### DATASET RECORDS
--- START ---

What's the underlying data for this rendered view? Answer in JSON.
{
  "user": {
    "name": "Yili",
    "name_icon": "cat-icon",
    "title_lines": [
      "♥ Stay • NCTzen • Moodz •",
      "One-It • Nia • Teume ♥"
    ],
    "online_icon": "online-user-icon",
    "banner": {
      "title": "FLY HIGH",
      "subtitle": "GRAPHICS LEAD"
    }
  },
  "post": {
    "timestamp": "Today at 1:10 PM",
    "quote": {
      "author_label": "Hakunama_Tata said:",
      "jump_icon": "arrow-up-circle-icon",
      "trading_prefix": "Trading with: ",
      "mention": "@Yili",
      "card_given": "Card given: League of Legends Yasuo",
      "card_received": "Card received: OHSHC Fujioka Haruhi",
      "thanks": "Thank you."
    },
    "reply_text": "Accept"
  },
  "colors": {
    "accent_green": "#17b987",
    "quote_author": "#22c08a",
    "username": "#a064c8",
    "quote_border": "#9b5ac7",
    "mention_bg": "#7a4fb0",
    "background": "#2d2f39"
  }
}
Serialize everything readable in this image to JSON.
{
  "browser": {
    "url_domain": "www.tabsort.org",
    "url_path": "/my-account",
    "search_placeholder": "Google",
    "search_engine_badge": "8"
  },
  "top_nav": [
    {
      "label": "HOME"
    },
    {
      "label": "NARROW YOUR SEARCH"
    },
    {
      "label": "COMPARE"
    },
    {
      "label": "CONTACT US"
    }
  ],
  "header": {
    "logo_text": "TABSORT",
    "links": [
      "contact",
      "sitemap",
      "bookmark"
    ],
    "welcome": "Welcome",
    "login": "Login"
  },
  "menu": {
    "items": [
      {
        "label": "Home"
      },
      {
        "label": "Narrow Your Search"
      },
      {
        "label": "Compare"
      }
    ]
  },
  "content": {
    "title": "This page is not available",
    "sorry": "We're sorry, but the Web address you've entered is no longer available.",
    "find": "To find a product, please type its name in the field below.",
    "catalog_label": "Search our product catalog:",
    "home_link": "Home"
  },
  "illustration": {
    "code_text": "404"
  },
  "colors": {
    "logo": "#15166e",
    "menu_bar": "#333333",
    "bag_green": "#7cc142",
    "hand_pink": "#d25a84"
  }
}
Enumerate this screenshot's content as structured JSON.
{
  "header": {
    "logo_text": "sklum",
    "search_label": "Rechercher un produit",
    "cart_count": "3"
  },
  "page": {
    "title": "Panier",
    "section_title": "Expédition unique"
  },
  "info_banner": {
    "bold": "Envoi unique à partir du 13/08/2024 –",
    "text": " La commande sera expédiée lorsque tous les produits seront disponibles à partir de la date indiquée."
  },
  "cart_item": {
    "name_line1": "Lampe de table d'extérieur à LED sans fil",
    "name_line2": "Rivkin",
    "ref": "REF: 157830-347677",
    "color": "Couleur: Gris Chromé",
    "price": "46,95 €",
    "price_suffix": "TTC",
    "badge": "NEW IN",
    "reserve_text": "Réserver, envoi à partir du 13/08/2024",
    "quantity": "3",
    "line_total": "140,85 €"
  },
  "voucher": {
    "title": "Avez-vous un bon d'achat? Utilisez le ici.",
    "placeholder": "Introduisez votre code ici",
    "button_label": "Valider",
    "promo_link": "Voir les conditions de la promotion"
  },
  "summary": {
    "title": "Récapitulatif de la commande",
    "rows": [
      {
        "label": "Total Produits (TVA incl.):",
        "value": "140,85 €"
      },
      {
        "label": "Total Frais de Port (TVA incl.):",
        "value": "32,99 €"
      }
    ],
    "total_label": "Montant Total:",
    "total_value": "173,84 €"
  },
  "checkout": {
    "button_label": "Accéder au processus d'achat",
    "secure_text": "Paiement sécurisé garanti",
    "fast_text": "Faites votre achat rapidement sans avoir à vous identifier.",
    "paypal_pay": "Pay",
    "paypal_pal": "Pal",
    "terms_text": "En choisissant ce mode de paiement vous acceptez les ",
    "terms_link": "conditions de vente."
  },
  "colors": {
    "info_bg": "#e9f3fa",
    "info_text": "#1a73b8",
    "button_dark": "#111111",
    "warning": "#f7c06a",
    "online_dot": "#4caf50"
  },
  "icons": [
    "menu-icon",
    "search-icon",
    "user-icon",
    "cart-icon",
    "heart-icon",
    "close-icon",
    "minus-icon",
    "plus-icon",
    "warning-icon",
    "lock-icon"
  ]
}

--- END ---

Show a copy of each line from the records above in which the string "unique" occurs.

### EXERCISE SOLUTION
    "section_title": "Expédition unique"
    "bold": "Envoi unique à partir du 13/08/2024 –",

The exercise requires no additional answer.